Responding to the estate’s summary judgment motion based on expiration of the statute of limitations, JJF argued that the statute was tolled based on several theories, focusing primarily on a fiduciary relationship between Bell and JJF, which made the discovery rule applicable. The discovery rule, developed by caselaw in Maryland, says generally that a cause of action does not accrue until the claimant has knowledge that a wrong has occurred for which he has a remedy. As argued by JJF, because Bell was JJF’s attorney, it did not realize it had been “wronged” when Bell did not pay on the 1998 Note.

The trial court granted summary judgment for the estate, ruling from the bench that there was no nexus between the relationship of Bell and JJF and the failure of JJF to timely enforce the right to payment on the note. The claimants noted a timely appeal to the Court of Special Appeals, which affirmed with this written opinion.

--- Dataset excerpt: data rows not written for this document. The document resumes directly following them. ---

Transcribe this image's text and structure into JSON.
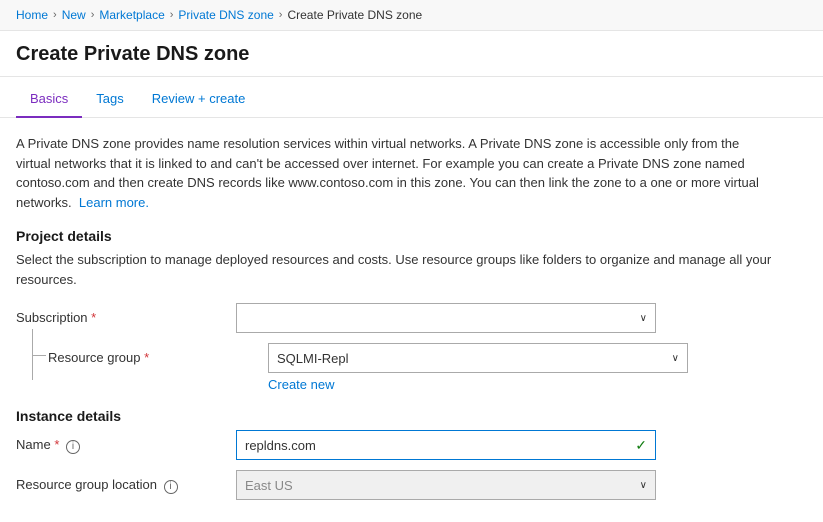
{
  "breadcrumb": {
    "items": [
      {
        "label": "Home",
        "link": true
      },
      {
        "label": "New",
        "link": true
      },
      {
        "label": "Marketplace",
        "link": true
      },
      {
        "label": "Private DNS zone",
        "link": true
      },
      {
        "label": "Create Private DNS zone",
        "link": false
      }
    ]
  },
  "pageTitle": "Create Private DNS zone",
  "tabs": [
    {
      "label": "Basics",
      "active": true
    },
    {
      "label": "Tags",
      "active": false
    },
    {
      "label": "Review + create",
      "active": false
    }
  ],
  "description": {
    "text": "A Private DNS zone provides name resolution services within virtual networks. A Private DNS zone is accessible only from the virtual networks that it is linked to and can't be accessed over internet. For example you can create a Private DNS zone named contoso.com and then create DNS records like www.contoso.com in this zone. You can then link the zone to a one or more virtual networks.",
    "learnMoreLabel": "Learn more."
  },
  "projectDetails": {
    "title": "Project details",
    "description": "Select the subscription to manage deployed resources and costs. Use resource groups like folders to organize and manage all your resources.",
    "subscriptionLabel": "Subscription",
    "subscriptionRequired": true,
    "subscriptionValue": "",
    "resourceGroupLabel": "Resource group",
    "resourceGroupRequired": true,
    "resourceGroupValue": "SQLMI-Repl",
    "createNewLabel": "Create new"
  },
  "instanceDetails": {
    "title": "Instance details",
    "nameLabel": "Name",
    "nameRequired": true,
    "nameValue": "repldns.com",
    "resourceGroupLocationLabel": "Resource group location",
    "resourceGroupLocationValue": "East US"
  },
  "icons": {
    "chevron": "∨",
    "check": "✓",
    "info": "i",
    "breadcrumbSep": "›"
  }
}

Because the appeal arose from a summary judgment motion based on undisputed facts, the appellate court recognized the cleanest way to dispose of the defenses to the long-expired statute of limitations on the 1998 Note was to determine whether tolling could occur as a matter of law. In keeping with that standard of review, the estate asserted, apparently for the first time on appeal, that as a matter of law the discovery rule did not apply to toll the statute of limitations set forth in the UCC. The court observed that it could find no cases in Maryland nor in any other jurisdiction which discussed the discovery rule as it applied to demand notes in § 3-118(b). However, it did note several federal and state cases that interpreted § 3-118(g), which dealt with “negotiable instrument theft” or conversion. The vast majority of those cases declined to apply the discovery rule to negotiable instruments absent fraudulent concealment, not asserted by JJF.

The Maryland court found that the principles underlying the case decisions interpreting § 3-118(g) applied equally to subsection (b), relying extensively on a long quote from Official Comment 2 to the Maryland statute, that parroted the UCC Official Comments, which Maryland authorities consider “an excellent place to begin a search for legislative intent.” It was significant to the court that declining to apply tolling to the time to sue on a negotiable instrument “reflects the drafters’ intent to provide finality and resolution of notes.” In other words, an open-ended statute of limitations was inconsistent with the finality and uniformity which the UCC intends to achieve.


I predict that this decision will be the benchmark for all courts asked to determine if the already-lengthy statutes of limitations for demand notes can be tolled by the discovery rule or any similar defense couched in equity. It is difficult to imagine the circumstance where a lender which has not been paid by its borrower could claim that it was unable to “discover” that it had a right to enforce the unpaid note. After all, in a commercial setting it is the lender who has possession of the original note, which sets forth the terms of repayment on its face. The protections contemplated by a discovery rule are demonstrably inapplicable in that setting. Moreover, as the Official Comments to the Uniform Commercial Code make clear, uniformity and swift finality are favored in resolving disputes arising from negotiable instruments. This decision fully supports those goals.

These materials were authored by the Hon. Meredith Jury (United States Bankruptcy Judge, C.D. Cal. Ret.), a member of the ad hoc group, with editorial contributions by Monique D. Jewett-Brewster, an attorney with Hopkins & Carley, ALC, a member of the ad hoc group and 2018-19 Chair of the CLA Business Law Section. Thomson Reuters holds the copyright to these materials and has permitted the Insolvency Law Committee to reprint them. This material may not be further transmitted without the consent of Thomson Reuters.